I had an interesting discussion with an EMS coordinator friend of mine on the issue of enhanced BLS. He conceded that while, it was true BLS could easily be taught to give IN Narcan or put on CPAP, his worry was that allowing Basic EMTs to do so many things, their towns or services would feel they did not have to upgrade to the paramedic level. He then showed me an email he had received from another medic arguing for enhanced BLS in his area because that area could not economically support more paramedics. The phrase “could not economically support” was what upset him. He felt that if a town could support police and fire, they ought to be able to support paramedic level EMS services.
I agreed with him. Most EMS budgets are absolutely paltry in comparision to police and fire budgets. It is shameful. All towns should support paramedic level EMS. But, unfortunately, they haven’t and they don’t, and as unfortunately, in these economic times when town, state and federal budgets are being cut, it is unlikely that additional monies will be found for EMS. And hard economic times are not going away. Taxes are being raised, schools are being closed. Health care funding, particularly for hospitals, is being slashed. Where is the money to support more paramedics? Not around here.

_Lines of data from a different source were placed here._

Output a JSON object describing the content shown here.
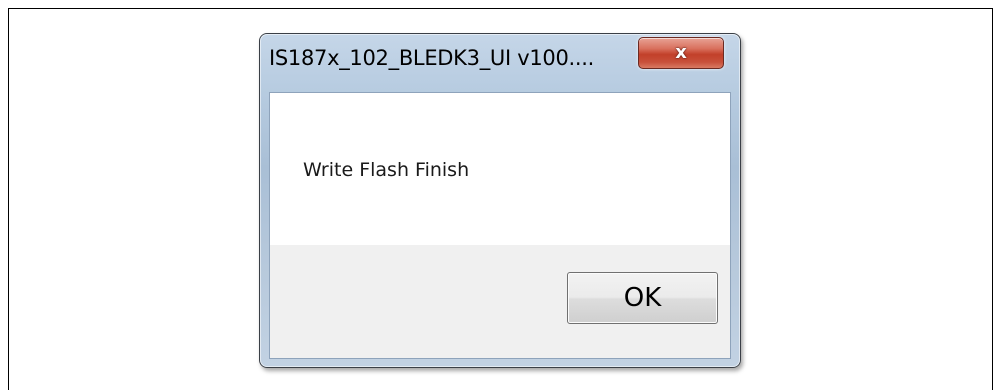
{
  "dialog": {
    "title": "IS187x_102_BLEDK3_UI v100....",
    "close_icon": "close-icon",
    "close_glyph": "x",
    "message": "Write Flash Finish",
    "ok_label": "OK"
  },
  "colors": {
    "close_button": "#c7442e",
    "frame_chrome": "#b6cbe0",
    "button_area": "#f0f0f0"
  }
}
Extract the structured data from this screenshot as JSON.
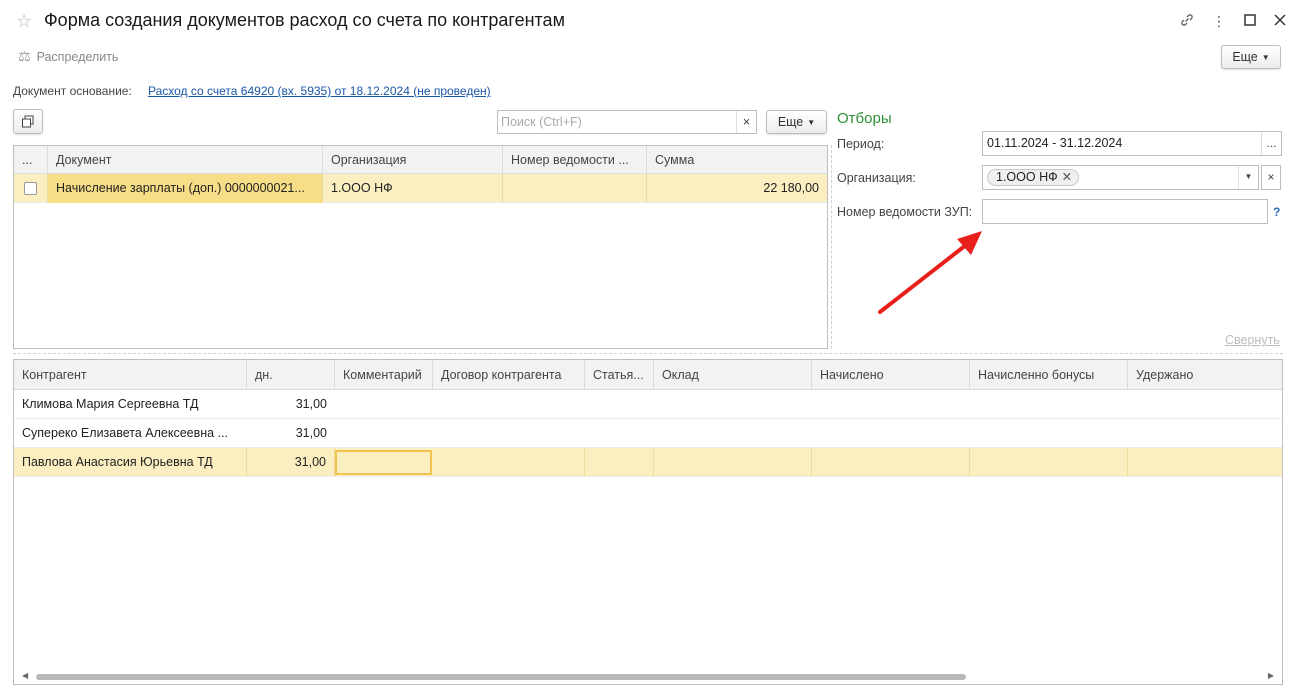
{
  "window": {
    "title": "Форма создания документов расход со счета по контрагентам",
    "icons": [
      "star-icon",
      "link-icon",
      "more-vertical-icon",
      "maximize-icon",
      "close-icon"
    ]
  },
  "toolbar": {
    "distribute_label": "Распределить",
    "more_label": "Еще"
  },
  "doc_basis": {
    "label": "Документ основание:",
    "link": "Расход со счета 64920 (вх. 5935) от 18.12.2024 (не проведен)"
  },
  "top_table": {
    "search_placeholder": "Поиск (Ctrl+F)",
    "search_clear": "×",
    "more_label": "Еще",
    "columns": [
      "...",
      "Документ",
      "Организация",
      "Номер ведомости ...",
      "Сумма"
    ],
    "rows": [
      {
        "document": "Начисление зарплаты (доп.) 0000000021...",
        "organization": "1.ООО НФ",
        "statement_no": "",
        "amount": "22 180,00"
      }
    ]
  },
  "filters": {
    "title": "Отборы",
    "period_label": "Период:",
    "period_value": "01.11.2024 - 31.12.2024",
    "period_button": "...",
    "org_label": "Организация:",
    "org_tag": "1.ООО НФ",
    "zup_label": "Номер ведомости ЗУП:",
    "zup_value": "",
    "help": "?",
    "collapse_label": "Свернуть"
  },
  "bottom_table": {
    "columns": [
      "Контрагент",
      "дн.",
      "Комментарий",
      "Договор контрагента",
      "Статья...",
      "Оклад",
      "Начислено",
      "Начисленно бонусы",
      "Удержано"
    ],
    "rows": [
      {
        "counterparty": "Климова Мария Сергеевна ТД",
        "days": "31,00"
      },
      {
        "counterparty": "Суперeко Елизавета Алексеевна ...",
        "days": "31,00"
      },
      {
        "counterparty": "Павлова Анастасия Юрьевна ТД",
        "days": "31,00"
      }
    ]
  },
  "colors": {
    "selected_row": "#fbeec0",
    "accent_green": "#2d8f3a",
    "link_blue": "#1a56a8",
    "annotation_arrow": "#e8201c"
  }
}
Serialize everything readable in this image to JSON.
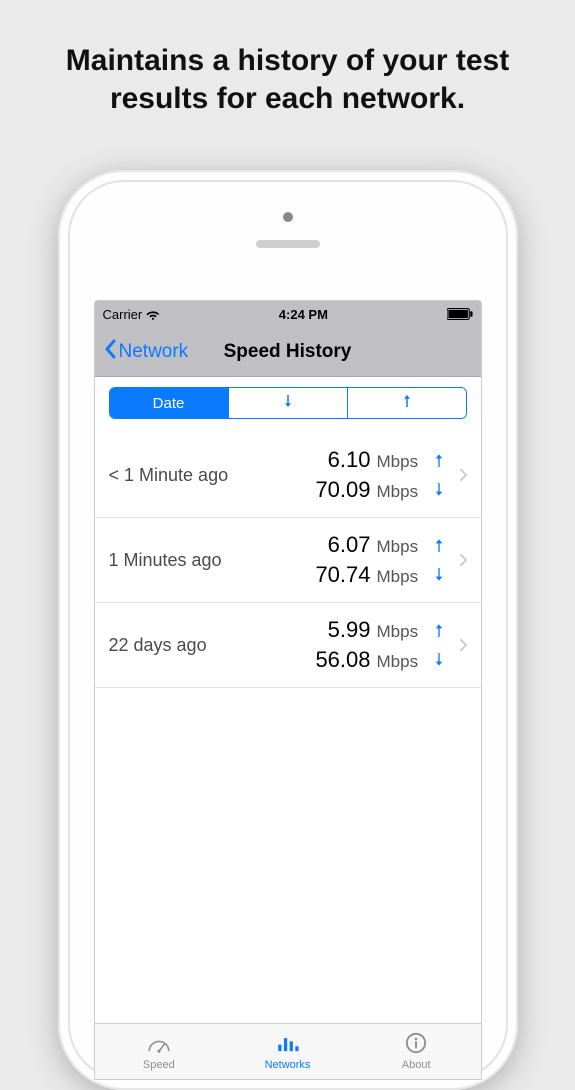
{
  "promo": {
    "line": "Maintains a history of your test results for each network."
  },
  "status": {
    "carrier": "Carrier",
    "time": "4:24 PM"
  },
  "nav": {
    "back_label": "Network",
    "title": "Speed History"
  },
  "segmented": {
    "date_label": "Date"
  },
  "history": [
    {
      "time": "< 1 Minute ago",
      "up_value": "6.10",
      "up_unit": "Mbps",
      "down_value": "70.09",
      "down_unit": "Mbps"
    },
    {
      "time": "1 Minutes ago",
      "up_value": "6.07",
      "up_unit": "Mbps",
      "down_value": "70.74",
      "down_unit": "Mbps"
    },
    {
      "time": "22 days ago",
      "up_value": "5.99",
      "up_unit": "Mbps",
      "down_value": "56.08",
      "down_unit": "Mbps"
    }
  ],
  "tabs": {
    "speed": "Speed",
    "networks": "Networks",
    "about": "About"
  },
  "colors": {
    "accent": "#0a7aff"
  }
}
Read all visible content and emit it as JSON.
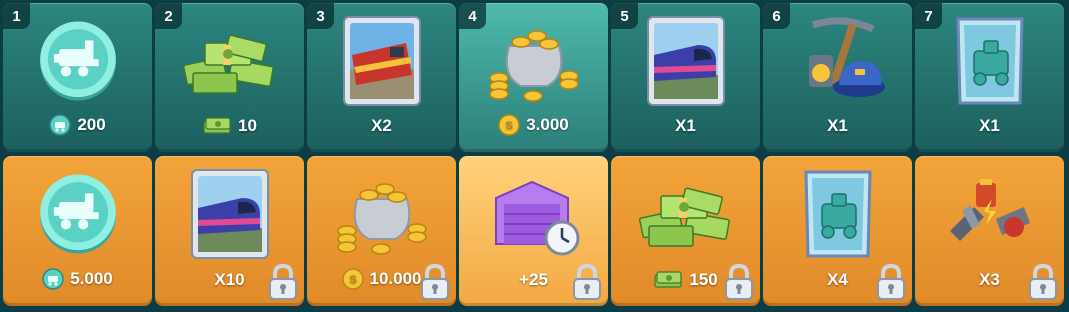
{
  "free_track": [
    {
      "tier": "1",
      "icon": "train-token-icon",
      "amount": "200",
      "amount_icon": "train-token-icon",
      "highlight": false,
      "locked": false
    },
    {
      "tier": "2",
      "icon": "cash-pile-icon",
      "amount": "10",
      "amount_icon": "cash-icon",
      "highlight": false,
      "locked": false
    },
    {
      "tier": "3",
      "icon": "diesel-train-card-icon",
      "amount": "X2",
      "amount_icon": "",
      "highlight": false,
      "locked": false
    },
    {
      "tier": "4",
      "icon": "coin-bag-icon",
      "amount": "3.000",
      "amount_icon": "coin-icon",
      "highlight": true,
      "locked": false
    },
    {
      "tier": "5",
      "icon": "passenger-train-card-icon",
      "amount": "X1",
      "amount_icon": "",
      "highlight": false,
      "locked": false
    },
    {
      "tier": "6",
      "icon": "conductor-tools-icon",
      "amount": "X1",
      "amount_icon": "",
      "highlight": false,
      "locked": false
    },
    {
      "tier": "7",
      "icon": "train-blueprint-card-icon",
      "amount": "X1",
      "amount_icon": "",
      "highlight": false,
      "locked": false
    }
  ],
  "premium_track": [
    {
      "icon": "train-token-icon",
      "amount": "5.000",
      "amount_icon": "train-token-icon",
      "highlight": false,
      "locked": false
    },
    {
      "icon": "passenger-train-card-icon",
      "amount": "X10",
      "amount_icon": "",
      "highlight": false,
      "locked": true
    },
    {
      "icon": "coin-bag-icon",
      "amount": "10.000",
      "amount_icon": "coin-icon",
      "highlight": false,
      "locked": true
    },
    {
      "icon": "garage-timer-icon",
      "amount": "+25",
      "amount_icon": "",
      "highlight": true,
      "locked": true
    },
    {
      "icon": "cash-pile-icon",
      "amount": "150",
      "amount_icon": "cash-icon",
      "highlight": false,
      "locked": true
    },
    {
      "icon": "train-blueprint-card-icon",
      "amount": "X4",
      "amount_icon": "",
      "highlight": false,
      "locked": true
    },
    {
      "icon": "tools-kit-icon",
      "amount": "X3",
      "amount_icon": "",
      "highlight": false,
      "locked": true
    }
  ],
  "colors": {
    "free": "#2d8680",
    "premium": "#f2a53a",
    "background": "#0d3d44"
  }
}
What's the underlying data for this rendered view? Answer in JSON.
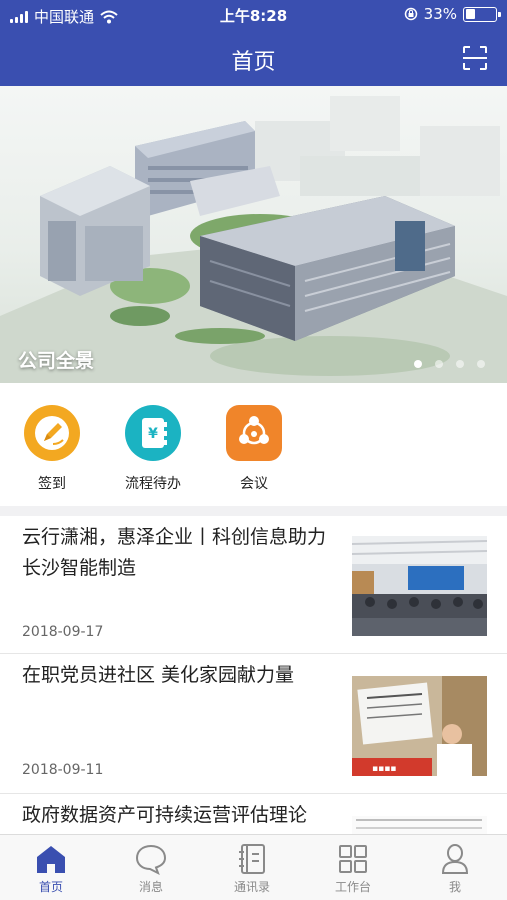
{
  "status_bar": {
    "carrier": "中国联通",
    "time": "上午8:28",
    "battery": "33%",
    "battery_level": 0.33,
    "icons": [
      "signal-icon",
      "wifi-icon",
      "rotation-lock-icon",
      "battery-icon"
    ]
  },
  "nav": {
    "title": "首页",
    "right_icon": "scan-icon"
  },
  "banner": {
    "caption": "公司全景",
    "page_count": 4,
    "active_index": 0
  },
  "quick_actions": [
    {
      "label": "签到",
      "icon": "pen-icon",
      "color": "#f3a821"
    },
    {
      "label": "流程待办",
      "icon": "yuan-notebook-icon",
      "color": "#1bb3c2"
    },
    {
      "label": "会议",
      "icon": "meeting-icon",
      "color": "#f0852a"
    }
  ],
  "news": [
    {
      "title": "云行潇湘，惠泽企业丨科创信息助力长沙智能制造",
      "date": "2018-09-17"
    },
    {
      "title": "在职党员进社区 美化家园献力量",
      "date": "2018-09-11"
    },
    {
      "title": "政府数据资产可持续运营评估理论",
      "date": ""
    }
  ],
  "tab_bar": [
    {
      "label": "首页",
      "icon": "home-icon",
      "active": true
    },
    {
      "label": "消息",
      "icon": "message-icon",
      "active": false
    },
    {
      "label": "通讯录",
      "icon": "contacts-icon",
      "active": false
    },
    {
      "label": "工作台",
      "icon": "grid-icon",
      "active": false
    },
    {
      "label": "我",
      "icon": "person-icon",
      "active": false
    }
  ],
  "colors": {
    "primary": "#3a4fb0",
    "tab_inactive": "#8a8a8a"
  }
}
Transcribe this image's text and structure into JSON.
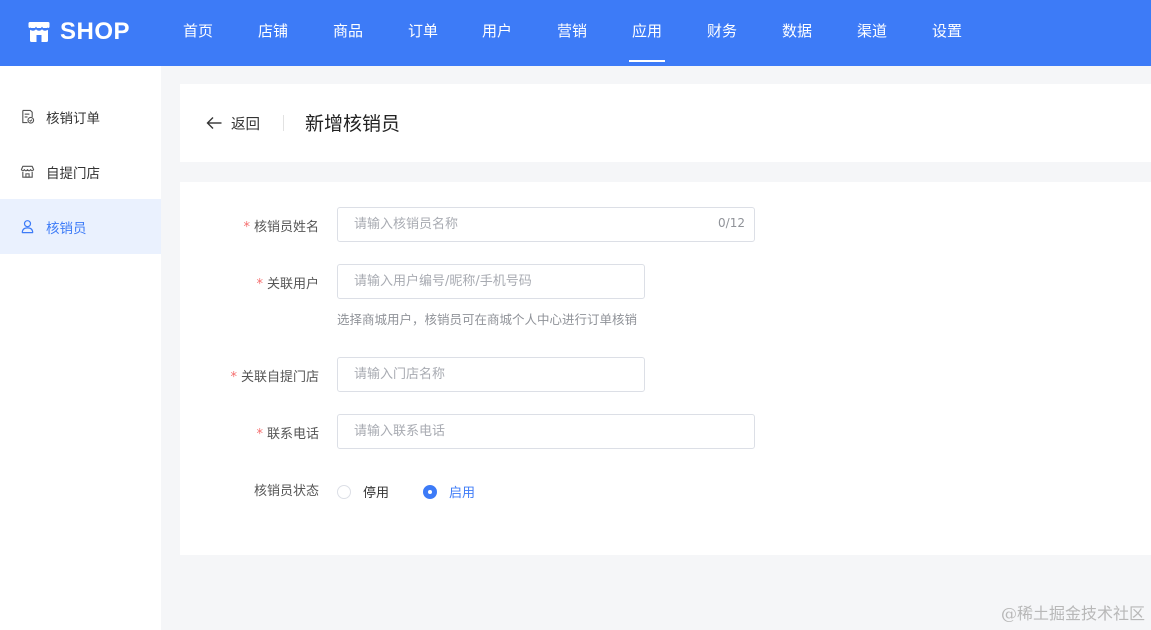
{
  "app": {
    "name": "SHOP"
  },
  "nav": {
    "items": [
      "首页",
      "店铺",
      "商品",
      "订单",
      "用户",
      "营销",
      "应用",
      "财务",
      "数据",
      "渠道",
      "设置"
    ],
    "active": "应用"
  },
  "sidebar": {
    "items": [
      {
        "label": "核销订单",
        "icon": "order-check-icon"
      },
      {
        "label": "自提门店",
        "icon": "store-icon"
      },
      {
        "label": "核销员",
        "icon": "user-icon"
      }
    ],
    "active": "核销员"
  },
  "header": {
    "back_label": "返回",
    "title": "新增核销员"
  },
  "form": {
    "name": {
      "label": "核销员姓名",
      "placeholder": "请输入核销员名称",
      "value": "",
      "counter": "0/12",
      "required": "*"
    },
    "user": {
      "label": "关联用户",
      "placeholder": "请输入用户编号/昵称/手机号码",
      "value": "",
      "help": "选择商城用户，核销员可在商城个人中心进行订单核销",
      "required": "*"
    },
    "store": {
      "label": "关联自提门店",
      "placeholder": "请输入门店名称",
      "value": "",
      "required": "*"
    },
    "phone": {
      "label": "联系电话",
      "placeholder": "请输入联系电话",
      "value": "",
      "required": "*"
    },
    "status": {
      "label": "核销员状态",
      "options": [
        "停用",
        "启用"
      ],
      "selected": "启用"
    }
  },
  "watermark": "@稀土掘金技术社区",
  "colors": {
    "primary": "#3d7bf7",
    "required": "#f56c6c",
    "background": "#f5f6f8"
  }
}
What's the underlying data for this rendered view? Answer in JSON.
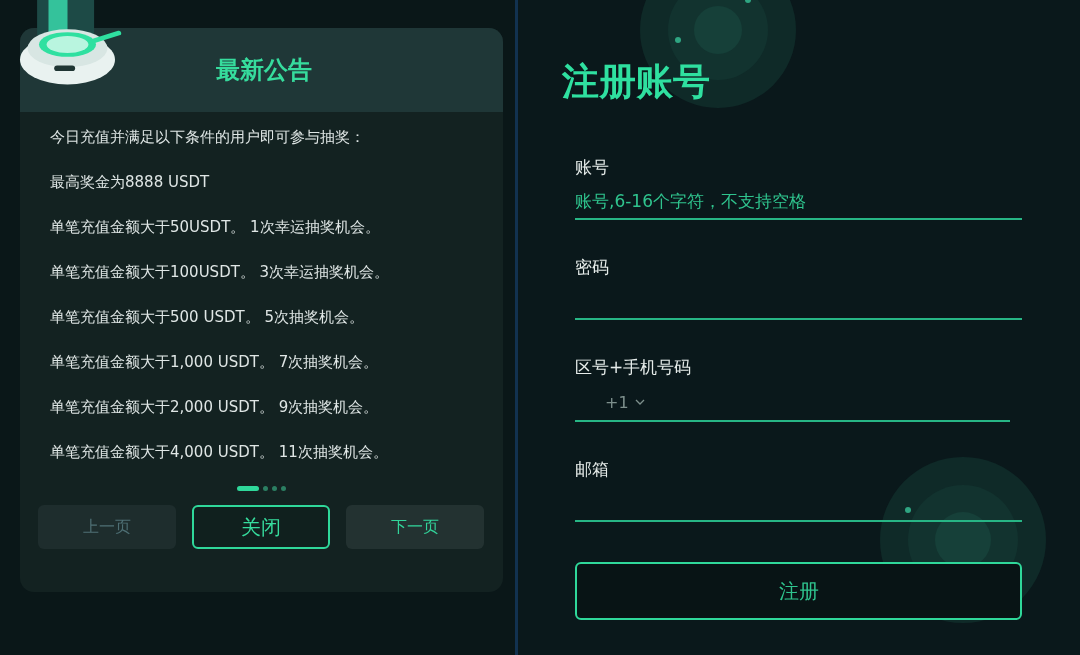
{
  "announcement": {
    "title": "最新公告",
    "lines": [
      "今日充值并满足以下条件的用户即可参与抽奖：",
      "最高奖金为8888 USDT",
      "单笔充值金额大于50USDT。 1次幸运抽奖机会。",
      "单笔充值金额大于100USDT。 3次幸运抽奖机会。",
      "单笔充值金额大于500 USDT。 5次抽奖机会。",
      "单笔充值金额大于1,000 USDT。 7次抽奖机会。",
      "单笔充值金额大于2,000 USDT。 9次抽奖机会。",
      "单笔充值金额大于4,000 USDT。 11次抽奖机会。"
    ],
    "pages": [
      {
        "selected": true
      },
      {
        "selected": false
      },
      {
        "selected": false
      },
      {
        "selected": false
      }
    ],
    "buttons": [
      {
        "kind": "prev",
        "label": "上一页",
        "disabled": true
      },
      {
        "kind": "close",
        "label": "关闭",
        "disabled": false
      },
      {
        "kind": "next",
        "label": "下一页",
        "disabled": false
      }
    ]
  },
  "register": {
    "title": "注册账号",
    "fields": [
      {
        "kind": "text",
        "label": "账号",
        "placeholder": "账号,6-16个字符，不支持空格"
      },
      {
        "kind": "password",
        "label": "密码"
      },
      {
        "kind": "phone",
        "label": "区号+手机号码",
        "country_code": "+1"
      },
      {
        "kind": "email",
        "label": "邮箱"
      }
    ],
    "submit": "注册"
  }
}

EMS, if it wants to even continue its current level of funding, has to show its worth to the community and to the budget makers. Unfortunately, it can currently be argued that ALS doesn’t improve outcomes in such major areas as cardiac arrest survival and in major trauma. Some would say, and there are studies to back it up, that ALS actually contributes to increased mortality in these areas.
On the other hand, BLS can hardly shine when you consider, in many cases, when BLS shows up at your house, they can’t help you any more than throwing you on the stretcher and taking you to the hospital. If your tib and fib bones are sticking through your skin, ice packs and pillows aren’t much help. If your mother is vomiting profusely, an emesis basin and a kind pat on the back don’t quite cut it. Your daughter, in first time anaphylaxis from eating nuts, is dying in front of your eyes, you better hope the ambulance has an epi-pen. Having chest pain? The cath lab is not going to be activated and ready for you when you arrive at the hospital if BLS brings you in. A visiting neighbor in insulin shock? Sorry EMTs can’t pour oral glucose down his throat. And the list goes on. But we can all, ALS and BLS, drive ambulances.
The day is going to come where EMS like hospitals will have to prove positive outcomes or we won’t be reimbursed. I believe we can prove positive outcomes, but it may require a reinvention of the way we do business. I don’t think the answer is a paramedic in every ambulance and on every street corner. Paramedics are part of the solution, but they need to be used differently than perhaps most systems currently use them. The answer may in fact be fewer, but more experienced paramedics, and more, but better equipped EMTs.
Traditionally in medicine, individual interests groups, whether doctors, nurses, or paramedics fight to maintain their territories and their jobs. They do this by putting down their competition. As I got angered years ago when nurses in our state fought to limit paramedics from working outside the realm of emergency medical services because, according to them, we were not qualified to take care of patients in clean well lit rooms (only in rainy ditches), so I would be angered if I were an EMT and was told by a paramedic I was not qualified to do something simple with such a high benefit as giving a vomiting patient oral Zofran or giving an Epi-pen injection to someone in anaphylaxis, while either waiting for a paramedic to arrive or driving to the hospital because there is no paramedic coming.
If my family member is in need of medical assistance, I don’t care if the person coming through the door went to paramedic school or not, if what my family member needs is something that EMS person can safely give them, then I want them to get it. If the EMT can’t safely give it to them, then I would like to have a paramedic available to respond. The trick is finding out what EMTs can and cannot be giving safely. That alone should be the distinction. Safety and risk benefit should triumph over artificial barriers such as EMTs can’t give any medicine or do any “invasive” procedures.
It has already been proven that BLS can safely save lives with AEDs and defibrillation. I am not familiar with the studies, but I think it is safe to say the same holds true with BLS and Epi-pens. I contend there is more out there for them to do that will benefit our communities and enhance respect and support for EMS, while still maintaing patient safety.
Stay tuned for discussion of this.
Note:In previous posts, I have expressed support for the following BLS medications provided the services have approval of their medical director who has overseen proper training: PO Benadryl, PO Tylenol, Zofran ODT, IN Narcan, IM Glucagon. I will address Combivents, NTG SL, IM Versed, and IN Fentanyl in future posts (note saying yet if I will support these.) I will also be posting about other possible BLS enhancements such as CPAP, supraglotic airways, 12-lead transmission, and discussing their risk/reward ratios.